Usually common yarrow is considered a desirable member of natural communities. Some cultivars are grown as ornamentals in landscapes. However, because of its creeping habit and ability to establish seedlings, it can be weedy in landscaped areas and turf.


Common yarrow is found in many plant communities such as those in coastal bluffs, sand dune, salt marshes, grasslands, semi-deserts, and alpine areas.


Cotyledons (seed leaves) are oblong to egg shaped, about 1/8 to 1/6 of an inch (3–4 mm) long and roughly 1/12 of an inch (2 mm) wide. The first true leaves are divided with sharply pointed teeth. Leaves are alternate to one another along the stem. The first leaf is deeply cut into linear segments.
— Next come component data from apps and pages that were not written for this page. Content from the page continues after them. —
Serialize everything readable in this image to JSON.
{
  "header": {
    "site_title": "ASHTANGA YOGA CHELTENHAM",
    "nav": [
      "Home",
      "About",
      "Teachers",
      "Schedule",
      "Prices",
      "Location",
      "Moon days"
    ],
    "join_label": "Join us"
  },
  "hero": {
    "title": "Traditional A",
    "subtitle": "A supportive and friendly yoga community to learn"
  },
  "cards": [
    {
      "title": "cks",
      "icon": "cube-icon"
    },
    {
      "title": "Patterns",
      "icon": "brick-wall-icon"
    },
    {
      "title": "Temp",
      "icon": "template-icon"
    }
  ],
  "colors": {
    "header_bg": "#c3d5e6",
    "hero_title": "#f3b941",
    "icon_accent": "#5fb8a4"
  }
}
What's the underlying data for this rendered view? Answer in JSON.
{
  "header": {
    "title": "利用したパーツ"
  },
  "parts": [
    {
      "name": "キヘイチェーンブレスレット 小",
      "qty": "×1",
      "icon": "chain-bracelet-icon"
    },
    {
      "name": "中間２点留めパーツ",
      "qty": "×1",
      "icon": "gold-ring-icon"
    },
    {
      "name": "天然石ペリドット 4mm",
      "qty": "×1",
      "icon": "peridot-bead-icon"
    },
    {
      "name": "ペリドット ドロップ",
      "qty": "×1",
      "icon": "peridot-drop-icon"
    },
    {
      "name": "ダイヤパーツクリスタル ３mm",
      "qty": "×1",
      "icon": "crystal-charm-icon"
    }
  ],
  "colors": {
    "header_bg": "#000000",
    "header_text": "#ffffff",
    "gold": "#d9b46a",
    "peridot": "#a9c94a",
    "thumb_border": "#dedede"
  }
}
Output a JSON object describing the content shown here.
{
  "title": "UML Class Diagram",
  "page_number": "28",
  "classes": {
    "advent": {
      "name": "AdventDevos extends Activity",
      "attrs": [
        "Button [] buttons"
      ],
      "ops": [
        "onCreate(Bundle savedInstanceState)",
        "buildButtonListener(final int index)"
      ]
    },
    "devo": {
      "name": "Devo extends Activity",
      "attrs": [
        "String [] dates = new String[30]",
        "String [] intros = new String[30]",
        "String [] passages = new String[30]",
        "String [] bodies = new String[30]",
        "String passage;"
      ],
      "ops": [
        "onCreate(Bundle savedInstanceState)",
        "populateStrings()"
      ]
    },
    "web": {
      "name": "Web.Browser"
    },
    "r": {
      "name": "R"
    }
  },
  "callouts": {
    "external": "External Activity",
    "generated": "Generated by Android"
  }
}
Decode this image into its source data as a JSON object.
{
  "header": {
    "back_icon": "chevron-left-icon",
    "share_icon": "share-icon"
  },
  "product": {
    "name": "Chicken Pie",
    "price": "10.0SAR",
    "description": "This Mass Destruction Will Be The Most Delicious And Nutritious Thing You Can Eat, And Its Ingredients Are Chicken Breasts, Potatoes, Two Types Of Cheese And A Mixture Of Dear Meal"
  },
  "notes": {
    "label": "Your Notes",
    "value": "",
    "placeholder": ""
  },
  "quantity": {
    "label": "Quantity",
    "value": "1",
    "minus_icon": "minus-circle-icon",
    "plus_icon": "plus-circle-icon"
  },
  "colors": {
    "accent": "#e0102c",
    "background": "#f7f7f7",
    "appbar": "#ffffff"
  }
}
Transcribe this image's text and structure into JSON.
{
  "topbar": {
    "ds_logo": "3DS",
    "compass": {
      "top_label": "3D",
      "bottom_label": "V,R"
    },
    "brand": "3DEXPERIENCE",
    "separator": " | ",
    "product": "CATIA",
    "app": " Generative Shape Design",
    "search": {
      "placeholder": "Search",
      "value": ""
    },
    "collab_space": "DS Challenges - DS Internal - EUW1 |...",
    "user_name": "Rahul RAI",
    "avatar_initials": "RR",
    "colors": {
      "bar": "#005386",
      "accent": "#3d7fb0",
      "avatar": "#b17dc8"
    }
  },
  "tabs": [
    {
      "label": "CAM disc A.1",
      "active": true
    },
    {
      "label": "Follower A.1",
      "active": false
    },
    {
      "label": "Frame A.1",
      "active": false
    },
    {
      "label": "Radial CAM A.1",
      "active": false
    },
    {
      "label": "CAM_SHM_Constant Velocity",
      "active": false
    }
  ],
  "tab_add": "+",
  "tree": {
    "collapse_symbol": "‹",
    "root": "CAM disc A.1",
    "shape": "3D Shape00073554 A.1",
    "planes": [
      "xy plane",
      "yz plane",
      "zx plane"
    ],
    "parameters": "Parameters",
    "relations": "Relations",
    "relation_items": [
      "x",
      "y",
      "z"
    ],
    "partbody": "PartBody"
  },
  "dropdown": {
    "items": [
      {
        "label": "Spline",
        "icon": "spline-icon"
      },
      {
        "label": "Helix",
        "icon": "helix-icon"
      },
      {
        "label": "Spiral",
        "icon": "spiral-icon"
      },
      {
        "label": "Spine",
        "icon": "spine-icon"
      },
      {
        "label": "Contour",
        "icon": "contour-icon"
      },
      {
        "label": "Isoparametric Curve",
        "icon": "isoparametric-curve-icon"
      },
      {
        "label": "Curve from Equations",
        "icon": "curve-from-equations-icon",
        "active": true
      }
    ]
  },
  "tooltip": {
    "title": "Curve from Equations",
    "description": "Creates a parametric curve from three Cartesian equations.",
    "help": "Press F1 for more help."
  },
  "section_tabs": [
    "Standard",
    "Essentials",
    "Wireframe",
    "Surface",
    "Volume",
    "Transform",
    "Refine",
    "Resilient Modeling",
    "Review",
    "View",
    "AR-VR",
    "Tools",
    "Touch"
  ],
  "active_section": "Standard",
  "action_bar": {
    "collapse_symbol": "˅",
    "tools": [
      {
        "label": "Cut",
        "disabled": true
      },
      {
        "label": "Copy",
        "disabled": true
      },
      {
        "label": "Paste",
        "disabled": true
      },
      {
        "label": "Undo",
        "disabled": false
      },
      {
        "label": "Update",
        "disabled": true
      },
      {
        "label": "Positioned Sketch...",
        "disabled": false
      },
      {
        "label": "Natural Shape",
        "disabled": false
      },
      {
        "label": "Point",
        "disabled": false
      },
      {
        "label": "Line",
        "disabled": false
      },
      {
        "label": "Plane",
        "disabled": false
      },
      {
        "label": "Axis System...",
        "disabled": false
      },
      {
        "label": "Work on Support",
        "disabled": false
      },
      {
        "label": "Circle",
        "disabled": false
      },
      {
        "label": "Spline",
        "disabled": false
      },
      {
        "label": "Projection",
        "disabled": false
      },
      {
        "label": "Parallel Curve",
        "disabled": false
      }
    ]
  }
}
Common yarrow seedlings look like those of wild carrot, Daucus carota. At the young plant stage when they form into rosettes, differences in leaf hairs can be used to easily distinguish the two plants (see “Young plant”).

Young plant

Until the flower stem develops in late spring or summer, plants exist as rosettes. Leaves of young plants have a fernlike or feathery quality. Although similar as seedlings, common yarrow rosette leaf hairs lay mostly flat against the leaf surface, whereas wild carrot rosette leaves are either hairless or short and bristly.

Mature plant

Mature plants grow low to the ground in clumps. The flowering stem is usually about 3-1/3 feet (1 m) tall. Leaves are finely cut into linear segments giving them a feathery appearance and are hairless or have soft hairs. Common yarrow can be distinguished from other weeds that have finely cut leaves by its creeping belowground horizontal stems. Rosette leaves and leaves low on the stem are about 4 to 8 inches (10–20 cm) long, while leaves above are smaller, stalkless, and clasp the stem.


Bloom takes place from March through September. Small white or yellow flowers cluster into dense, flat-topped flower heads at the ends of stems.


Fruits are roughly 1/12 of an inch (2 mm) long, narrowly oblong to lance shaped, flattened, ribbed longitudinally and do not open at maturity. Each fruit (achene) contains one seed.


Common yarrow reproduces by seed and by sprouting from underground horizontal, creeping stems (rhizomes).

More information